Hand of Sabazios (British Museum)

The hands take a variety of forms, with some common elements:

1. Most depict the fingers in the gesture shown in the image.

2. All have a pine-cone (or possibly even a hop-flower) either balanced upon the thumb or grasped between thumb and forefinger. In a few cases, these appears to be more explicitly depicted as the Orphic Egg, in one case holding the image of the Thracian Heros with his horse, lance and serpent adversary within. Although Thrace was a beer-drinking culture, hops were not known to have been used as a beer additive until after the medieval period.

3. All have a serpent or basilisk (serpent with a cock’s comb: lit. ‘king of serpents’) representing the chthonic ideal. Other ‘serpentae’ or ‘herpetae’ such as frogs, turtles and lizards frequently accompany this.

4. Most depict a mother lying with her child on the wrist part of the design. This may be an allusion to Ariadne, wife of Dionysus in the Cretan-Greek version of the myth. The birth and rebirth of ‘Dionysus’ were central parts of the Orphic mystery-legend, and Orphism was ascribec by the Greeks to Thrace.

5. Most depict the Dionysian Krater and bowls or cups.

6. Most depict a ram’s head, sometimes that of a bull, upon which the god places his foot in depictions. This is redolent of the sacrifice of animals at the Dionysia.

7. Many depict a miniature figure of Sabazios himself as a bearded man sat against the extended index and middle finger of the hand. He is sometimes crowned with lunar ‘horns’.

Other iconcography commonly associated with these hands include: The Caduceus or wand of the god Hermes/Mercury (think of the serpent on the tree in the Thracian Heros images), a set of scales, a perched eagle, vines and sometimes ritual objects such as a sacrificial knife and a lituus (ceremonial wand). One example of the hand has a bracelet to which human and animal penises are attached by chains! These hands were believed to have been mounted upon poles at ceremonies

Apart from the hands, the cult of Jupiter-Sabazios is also represented on a few ancient stelae recovered from the Roman world. Here is one particularly fine example from Roman Illyria (modern Albania) depicting what appears to be the Phrygian gods Cybele and Attis – maybe even Selene and Endymion or Artemis and Apollo – (who actually hold a pole with a hand on it!), as well as ploutic father Sabazios himself, as well as the usual icons found on the hands and ‘Thracian Heros’ stelae:

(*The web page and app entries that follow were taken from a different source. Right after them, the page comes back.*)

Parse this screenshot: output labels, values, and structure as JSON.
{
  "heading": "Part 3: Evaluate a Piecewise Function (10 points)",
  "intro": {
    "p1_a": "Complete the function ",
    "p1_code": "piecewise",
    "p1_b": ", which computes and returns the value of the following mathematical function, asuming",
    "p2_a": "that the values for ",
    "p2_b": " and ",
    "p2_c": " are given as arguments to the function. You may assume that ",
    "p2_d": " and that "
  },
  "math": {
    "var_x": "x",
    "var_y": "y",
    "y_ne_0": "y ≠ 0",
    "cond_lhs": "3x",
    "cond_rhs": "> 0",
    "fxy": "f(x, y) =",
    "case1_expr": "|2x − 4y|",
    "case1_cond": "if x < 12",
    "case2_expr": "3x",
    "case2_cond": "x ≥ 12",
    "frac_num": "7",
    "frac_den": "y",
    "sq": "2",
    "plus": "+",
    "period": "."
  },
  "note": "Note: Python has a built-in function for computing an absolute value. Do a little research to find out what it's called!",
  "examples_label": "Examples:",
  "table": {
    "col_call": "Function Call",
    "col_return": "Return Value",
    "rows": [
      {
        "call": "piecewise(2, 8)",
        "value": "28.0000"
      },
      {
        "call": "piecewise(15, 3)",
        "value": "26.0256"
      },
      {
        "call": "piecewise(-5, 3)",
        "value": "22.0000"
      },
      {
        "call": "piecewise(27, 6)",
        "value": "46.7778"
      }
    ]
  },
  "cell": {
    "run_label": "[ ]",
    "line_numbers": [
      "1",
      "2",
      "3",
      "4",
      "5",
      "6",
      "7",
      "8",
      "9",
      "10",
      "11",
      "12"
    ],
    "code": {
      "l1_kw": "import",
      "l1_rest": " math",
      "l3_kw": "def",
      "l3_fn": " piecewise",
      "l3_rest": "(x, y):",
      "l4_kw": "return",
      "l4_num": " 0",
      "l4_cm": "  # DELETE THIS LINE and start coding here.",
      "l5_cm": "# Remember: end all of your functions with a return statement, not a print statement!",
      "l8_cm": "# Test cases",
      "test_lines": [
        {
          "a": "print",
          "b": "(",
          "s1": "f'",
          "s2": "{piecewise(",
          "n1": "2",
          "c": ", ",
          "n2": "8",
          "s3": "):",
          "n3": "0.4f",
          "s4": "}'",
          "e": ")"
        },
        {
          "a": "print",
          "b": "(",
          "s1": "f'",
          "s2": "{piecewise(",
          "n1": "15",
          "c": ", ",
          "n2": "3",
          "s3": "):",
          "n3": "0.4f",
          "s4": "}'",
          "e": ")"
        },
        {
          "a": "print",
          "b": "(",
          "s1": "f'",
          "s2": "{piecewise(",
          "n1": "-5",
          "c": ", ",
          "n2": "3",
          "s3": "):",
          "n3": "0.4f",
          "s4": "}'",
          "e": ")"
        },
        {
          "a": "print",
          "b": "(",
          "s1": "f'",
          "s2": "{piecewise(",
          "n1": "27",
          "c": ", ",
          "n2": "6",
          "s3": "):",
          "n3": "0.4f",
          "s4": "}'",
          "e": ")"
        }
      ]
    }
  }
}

The overwhelming fertility aspects of the cult are well-demonstrated, and the warlike aspects of the Thracian god have been removed. Even Mercury appears at the base of the serpent-tree to grant his blessing! Observant readers might begin to see how Julius Caesar’s comments about ‘Dis Pater’ being worshipped by the Gauls point to a more ancient and once-widespread cult which emerged from Bronze Age Europe and had influence from far Britain and Ireland right through to the Near East. Just a peak over the common ‘barbarian’ yet mythologically sophisticated event-horizon of our ancient ancestors….